M&S biscuit barrel

Marks and Spencer Biscuit Barrel. c2004-2014. Stoneware. 18cms x 15cms diameter. Personal photograph.

As part of our Third Year module The Past in the Present: Retro, Vintage and Revival, we were asked to choose and research an item directly related to the themes of the module.  I chose this stoneware biscuit barrel produced for Marks and Spencer.  The exact date of production is unclear, but from the style of the backstamp, it was produced sometime between 2004 and 2014.  I bought it from a charity shop a few years ago so I am unable to date it any more precisely than that.

At the time this was produced there was a trend in homeware and home furnishings which is commonly called Mid-century Modern.  Interiors were heavily influenced by the 1950s, with Ercol furniture becoming desirable, and the sludgy browns, dark teals and mustards of this biscuit barrel reflect that.  The Pantone colour of the year 2009 was Mimosa, a sludgy yellow, and 2010s was Turquoise – slightly lighter than the mugs on the biscuit barrel but a similar shade.  In 2009, Sanderson, manufacturers of furnishing fabrics and wallpapers, released a design by Fiona Howard called Dandelion Clocks which they describe as ‘a fun and funky 50s retro design‘, available in similar colours.

The underglaze design on the biscuit barrel is printed with a black outline and colour infills that are deliberately mis-aligned.  This captures the style of the scourer pot in the image below, which, coincidentally, I also bought in the same charity shop as the biscuit barrel, but at a different time.  This small scourer pot by the Toni Raymond Pottery in Devon was produced somewhere between 1956 and the mid-seventies.  However, unlike the M&S biscuit barrel, the designs were all hand painted and the “approximate” painted infills were part of the style.

This images is a scourer pot and is copared with the M&S biscuit barrel

Toni Raymond Pottery Pot Scourer Holder. c1956-1976. Ceramic. 7cms x 9cms diameter.

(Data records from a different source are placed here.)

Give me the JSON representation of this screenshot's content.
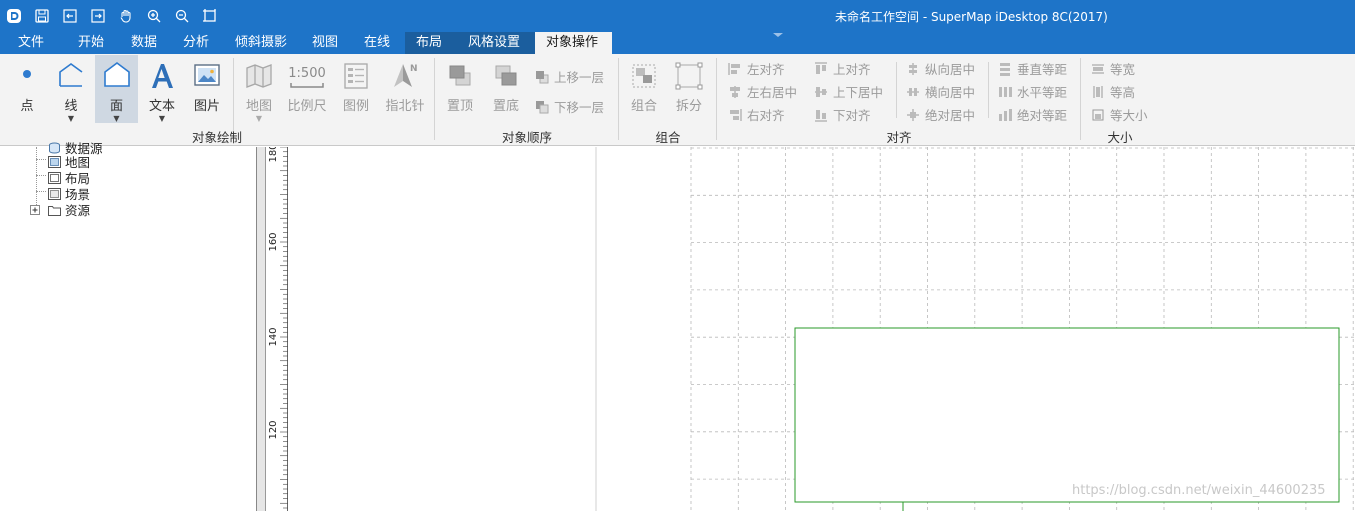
{
  "window": {
    "title": "未命名工作空间 - SuperMap iDesktop 8C(2017)"
  },
  "quick_access": [
    "app-logo-icon",
    "save-icon",
    "import-icon",
    "export-icon",
    "pan-hand-icon",
    "zoom-in-icon",
    "zoom-out-icon",
    "full-extent-icon"
  ],
  "tabs": [
    {
      "label": "文件"
    },
    {
      "label": "开始"
    },
    {
      "label": "数据"
    },
    {
      "label": "分析"
    },
    {
      "label": "倾斜摄影"
    },
    {
      "label": "视图"
    },
    {
      "label": "在线"
    },
    {
      "label": "布局"
    },
    {
      "label": "风格设置"
    },
    {
      "label": "对象操作"
    }
  ],
  "ribbon": {
    "draw": {
      "label": "对象绘制",
      "point": "点",
      "line": "线",
      "polygon": "面",
      "text": "文本",
      "image": "图片",
      "map": "地图",
      "scale": "比例尺",
      "legend": "图例",
      "north": "指北针",
      "scale_icon_text": "1:500"
    },
    "order": {
      "label": "对象顺序",
      "top": "置顶",
      "bottom": "置底",
      "up": "上移一层",
      "down": "下移一层"
    },
    "group": {
      "label": "组合",
      "group": "组合",
      "ungroup": "拆分"
    },
    "align": {
      "label": "对齐",
      "left": "左对齐",
      "center_h": "左右居中",
      "right": "右对齐",
      "top": "上对齐",
      "center_v": "上下居中",
      "bottom": "下对齐",
      "vertical_center": "纵向居中",
      "horizontal_center": "横向居中",
      "absolute_center": "绝对居中",
      "v_equal_space": "垂直等距",
      "h_equal_space": "水平等距",
      "abs_equal_space": "绝对等距"
    },
    "size": {
      "label": "大小",
      "same_width": "等宽",
      "same_height": "等高",
      "same_size": "等大小"
    }
  },
  "tree": {
    "items": [
      {
        "label": "数据源"
      },
      {
        "label": "地图"
      },
      {
        "label": "布局"
      },
      {
        "label": "场景"
      },
      {
        "label": "资源"
      }
    ],
    "expander": "+"
  },
  "ruler": {
    "ticks": [
      "180",
      "160",
      "140",
      "120"
    ]
  },
  "watermark": "https://blog.csdn.net/weixin_44600235",
  "colors": {
    "title_bar": "#1e74c8",
    "active_tab": "#f3f3f3",
    "ribbon": "#f3f3f3",
    "rect_outline": "#2a9a2a"
  }
}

Personal photograph.

In Retro: The Culture of Revival Elizabeth E. Guffey suggests that the term retro ‘serves as shorthand for a period style situated in the immediate post-war years’ or ‘material culture at mid-century’ and that is exactly the feel of this design (2006: 9-10).  She describes how ‘retro does not seek out proud examples of the past; it shuffles instead through history’s unopened closets and unlit corners.’ (2006: 14) Although the pottery produced by studios such as Toni Raymond was hugely popular, it was domestic and reasonably cheap and not what I would describe as a “proud example of the past”.  Many homes had a piece, or something similar, but it was usually something as useful and at the same time as unconsidered as this scourer pot.  Items that were used and seen have become an almost half-forgotten memory.  I was struck by what Guffey wrote about the word nostalgia originally being used to describe a kind of homesickness, but that it has now come to mean a ‘bittersweet yearning for things […] of the past’ (2006: 19), a kind of time sickness, and it seems to me that this is captured in the feeling of this design.  And yet, the retro design is just slightly too good.  The misaligned print is too precisely done.  The edges of the infill are too sharp to be hand painted.  It is a knowing copy designed to be read by knowing consumers.